=== Supplied data ===

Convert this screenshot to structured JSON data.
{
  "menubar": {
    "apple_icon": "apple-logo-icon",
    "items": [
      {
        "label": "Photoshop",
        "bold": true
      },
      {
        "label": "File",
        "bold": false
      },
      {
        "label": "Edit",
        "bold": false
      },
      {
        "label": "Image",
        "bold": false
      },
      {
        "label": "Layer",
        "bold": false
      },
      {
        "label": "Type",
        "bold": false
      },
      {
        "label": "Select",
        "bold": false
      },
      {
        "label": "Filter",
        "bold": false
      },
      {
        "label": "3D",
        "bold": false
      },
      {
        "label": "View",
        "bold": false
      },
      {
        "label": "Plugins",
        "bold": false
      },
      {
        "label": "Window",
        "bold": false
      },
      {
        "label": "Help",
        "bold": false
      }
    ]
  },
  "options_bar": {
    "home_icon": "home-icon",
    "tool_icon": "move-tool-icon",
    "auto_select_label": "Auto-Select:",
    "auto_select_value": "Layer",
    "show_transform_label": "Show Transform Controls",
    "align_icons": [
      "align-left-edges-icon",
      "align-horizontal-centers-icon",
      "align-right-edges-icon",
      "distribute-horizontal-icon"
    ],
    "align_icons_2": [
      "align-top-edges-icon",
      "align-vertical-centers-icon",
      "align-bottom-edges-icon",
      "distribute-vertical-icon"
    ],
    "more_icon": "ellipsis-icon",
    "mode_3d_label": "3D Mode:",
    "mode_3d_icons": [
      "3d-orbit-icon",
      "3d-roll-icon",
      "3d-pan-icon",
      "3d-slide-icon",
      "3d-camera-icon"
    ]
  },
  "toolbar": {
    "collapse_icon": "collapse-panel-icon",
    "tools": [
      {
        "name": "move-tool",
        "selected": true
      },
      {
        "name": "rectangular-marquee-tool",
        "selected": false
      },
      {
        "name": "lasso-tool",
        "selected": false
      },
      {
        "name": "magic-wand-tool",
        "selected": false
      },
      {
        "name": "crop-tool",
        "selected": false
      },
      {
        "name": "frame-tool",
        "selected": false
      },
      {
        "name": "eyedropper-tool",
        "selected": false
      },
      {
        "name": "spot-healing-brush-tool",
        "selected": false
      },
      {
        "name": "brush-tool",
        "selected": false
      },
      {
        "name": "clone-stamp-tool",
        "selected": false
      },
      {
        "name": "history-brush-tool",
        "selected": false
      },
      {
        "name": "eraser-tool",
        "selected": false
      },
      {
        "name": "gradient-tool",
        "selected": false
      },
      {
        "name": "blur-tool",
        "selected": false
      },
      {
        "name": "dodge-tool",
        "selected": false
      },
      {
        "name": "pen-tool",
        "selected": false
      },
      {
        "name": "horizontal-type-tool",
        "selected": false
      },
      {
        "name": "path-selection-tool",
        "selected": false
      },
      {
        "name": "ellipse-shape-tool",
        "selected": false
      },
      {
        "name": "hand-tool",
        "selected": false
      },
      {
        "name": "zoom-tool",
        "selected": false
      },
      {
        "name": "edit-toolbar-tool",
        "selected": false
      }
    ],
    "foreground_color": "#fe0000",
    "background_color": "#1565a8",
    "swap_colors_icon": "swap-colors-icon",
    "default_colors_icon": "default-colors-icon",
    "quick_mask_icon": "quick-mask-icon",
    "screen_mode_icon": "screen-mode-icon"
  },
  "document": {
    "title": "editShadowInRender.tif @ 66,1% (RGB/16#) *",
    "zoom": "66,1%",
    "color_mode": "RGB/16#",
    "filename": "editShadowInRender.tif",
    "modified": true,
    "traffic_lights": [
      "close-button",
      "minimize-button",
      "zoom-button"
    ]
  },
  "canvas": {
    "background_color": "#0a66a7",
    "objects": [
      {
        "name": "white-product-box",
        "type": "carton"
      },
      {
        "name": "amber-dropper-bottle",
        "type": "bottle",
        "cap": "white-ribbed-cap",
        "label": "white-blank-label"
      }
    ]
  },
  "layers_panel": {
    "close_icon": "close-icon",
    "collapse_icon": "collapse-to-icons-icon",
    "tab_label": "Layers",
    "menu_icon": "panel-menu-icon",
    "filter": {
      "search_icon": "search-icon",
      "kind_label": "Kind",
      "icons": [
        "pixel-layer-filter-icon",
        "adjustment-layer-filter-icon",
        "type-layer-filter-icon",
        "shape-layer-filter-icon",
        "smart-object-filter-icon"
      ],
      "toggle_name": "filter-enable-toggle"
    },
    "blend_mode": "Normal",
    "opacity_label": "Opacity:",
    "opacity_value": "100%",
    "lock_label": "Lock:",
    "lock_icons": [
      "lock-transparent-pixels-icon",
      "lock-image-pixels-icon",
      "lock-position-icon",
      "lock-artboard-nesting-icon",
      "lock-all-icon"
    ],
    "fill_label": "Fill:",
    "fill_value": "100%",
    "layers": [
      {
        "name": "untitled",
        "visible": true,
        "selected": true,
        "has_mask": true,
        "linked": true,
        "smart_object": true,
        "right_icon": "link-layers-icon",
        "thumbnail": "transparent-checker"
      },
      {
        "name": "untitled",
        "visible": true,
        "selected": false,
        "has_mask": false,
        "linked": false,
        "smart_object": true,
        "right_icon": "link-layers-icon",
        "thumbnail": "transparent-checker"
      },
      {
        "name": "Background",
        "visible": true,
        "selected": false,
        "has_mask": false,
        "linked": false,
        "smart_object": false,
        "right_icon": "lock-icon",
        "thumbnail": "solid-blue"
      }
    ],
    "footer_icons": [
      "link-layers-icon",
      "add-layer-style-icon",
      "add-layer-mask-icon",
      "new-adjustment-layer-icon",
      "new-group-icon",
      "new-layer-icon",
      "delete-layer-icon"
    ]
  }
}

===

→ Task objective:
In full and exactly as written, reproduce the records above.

→ Exercise solution:
Convert this screenshot to structured JSON data.
{
  "menubar": {
    "apple_icon": "apple-logo-icon",
    "items": [
      {
        "label": "Photoshop",
        "bold": true
      },
      {
        "label": "File",
        "bold": false
      },
      {
        "label": "Edit",
        "bold": false
      },
      {
        "label": "Image",
        "bold": false
      },
      {
        "label": "Layer",
        "bold": false
      },
      {
        "label": "Type",
        "bold": false
      },
      {
        "label": "Select",
        "bold": false
      },
      {
        "label": "Filter",
        "bold": false
      },
      {
        "label": "3D",
        "bold": false
      },
      {
        "label": "View",
        "bold": false
      },
      {
        "label": "Plugins",
        "bold": false
      },
      {
        "label": "Window",
        "bold": false
      },
      {
        "label": "Help",
        "bold": false
      }
    ]
  },
  "options_bar": {
    "home_icon": "home-icon",
    "tool_icon": "move-tool-icon",
    "auto_select_label": "Auto-Select:",
    "auto_select_value": "Layer",
    "show_transform_label": "Show Transform Controls",
    "align_icons": [
      "align-left-edges-icon",
      "align-horizontal-centers-icon",
      "align-right-edges-icon",
      "distribute-horizontal-icon"
    ],
    "align_icons_2": [
      "align-top-edges-icon",
      "align-vertical-centers-icon",
      "align-bottom-edges-icon",
      "distribute-vertical-icon"
    ],
    "more_icon": "ellipsis-icon",
    "mode_3d_label": "3D Mode:",
    "mode_3d_icons": [
      "3d-orbit-icon",
      "3d-roll-icon",
      "3d-pan-icon",
      "3d-slide-icon",
      "3d-camera-icon"
    ]
  },
  "toolbar": {
    "collapse_icon": "collapse-panel-icon",
    "tools": [
      {
        "name": "move-tool",
        "selected": true
      },
      {
        "name": "rectangular-marquee-tool",
        "selected": false
      },
      {
        "name": "lasso-tool",
        "selected": false
      },
      {
        "name": "magic-wand-tool",
        "selected": false
      },
      {
        "name": "crop-tool",
        "selected": false
      },
      {
        "name": "frame-tool",
        "selected": false
      },
      {
        "name": "eyedropper-tool",
        "selected": false
      },
      {
        "name": "spot-healing-brush-tool",
        "selected": false
      },
      {
        "name": "brush-tool",
        "selected": false
      },
      {
        "name": "clone-stamp-tool",
        "selected": false
      },
      {
        "name": "history-brush-tool",
        "selected": false
      },
      {
        "name": "eraser-tool",
        "selected": false
      },
      {
        "name": "gradient-tool",
        "selected": false
      },
      {
        "name": "blur-tool",
        "selected": false
      },
      {
        "name": "dodge-tool",
        "selected": false
      },
      {
        "name": "pen-tool",
        "selected": false
      },
      {
        "name": "horizontal-type-tool",
        "selected": false
      },
      {
        "name": "path-selection-tool",
        "selected": false
      },
      {
        "name": "ellipse-shape-tool",
        "selected": false
      },
      {
        "name": "hand-tool",
        "selected": false
      },
      {
        "name": "zoom-tool",
        "selected": false
      },
      {
        "name": "edit-toolbar-tool",
        "selected": false
      }
    ],
    "foreground_color": "#fe0000",
    "background_color": "#1565a8",
    "swap_colors_icon": "swap-colors-icon",
    "default_colors_icon": "default-colors-icon",
    "quick_mask_icon": "quick-mask-icon",
    "screen_mode_icon": "screen-mode-icon"
  },
  "document": {
    "title": "editShadowInRender.tif @ 66,1% (RGB/16#) *",
    "zoom": "66,1%",
    "color_mode": "RGB/16#",
    "filename": "editShadowInRender.tif",
    "modified": true,
    "traffic_lights": [
      "close-button",
      "minimize-button",
      "zoom-button"
    ]
  },
  "canvas": {
    "background_color": "#0a66a7",
    "objects": [
      {
        "name": "white-product-box",
        "type": "carton"
      },
      {
        "name": "amber-dropper-bottle",
        "type": "bottle",
        "cap": "white-ribbed-cap",
        "label": "white-blank-label"
      }
    ]
  },
  "layers_panel": {
    "close_icon": "close-icon",
    "collapse_icon": "collapse-to-icons-icon",
    "tab_label": "Layers",
    "menu_icon": "panel-menu-icon",
    "filter": {
      "search_icon": "search-icon",
      "kind_label": "Kind",
      "icons": [
        "pixel-layer-filter-icon",
        "adjustment-layer-filter-icon",
        "type-layer-filter-icon",
        "shape-layer-filter-icon",
        "smart-object-filter-icon"
      ],
      "toggle_name": "filter-enable-toggle"
    },
    "blend_mode": "Normal",
    "opacity_label": "Opacity:",
    "opacity_value": "100%",
    "lock_label": "Lock:",
    "lock_icons": [
      "lock-transparent-pixels-icon",
      "lock-image-pixels-icon",
      "lock-position-icon",
      "lock-artboard-nesting-icon",
      "lock-all-icon"
    ],
    "fill_label": "Fill:",
    "fill_value": "100%",
    "layers": [
      {
        "name": "untitled",
        "visible": true,
        "selected": true,
        "has_mask": true,
        "linked": true,
        "smart_object": true,
        "right_icon": "link-layers-icon",
        "thumbnail": "transparent-checker"
      },
      {
        "name": "untitled",
        "visible": true,
        "selected": false,
        "has_mask": false,
        "linked": false,
        "smart_object": true,
        "right_icon": "link-layers-icon",
        "thumbnail": "transparent-checker"
      },
      {
        "name": "Background",
        "visible": true,
        "selected": false,
        "has_mask": false,
        "linked": false,
        "smart_object": false,
        "right_icon": "lock-icon",
        "thumbnail": "solid-blue"
      }
    ],
    "footer_icons": [
      "link-layers-icon",
      "add-layer-style-icon",
      "add-layer-mask-icon",
      "new-adjustment-layer-icon",
      "new-group-icon",
      "new-layer-icon",
      "delete-layer-icon"
    ]
  }
}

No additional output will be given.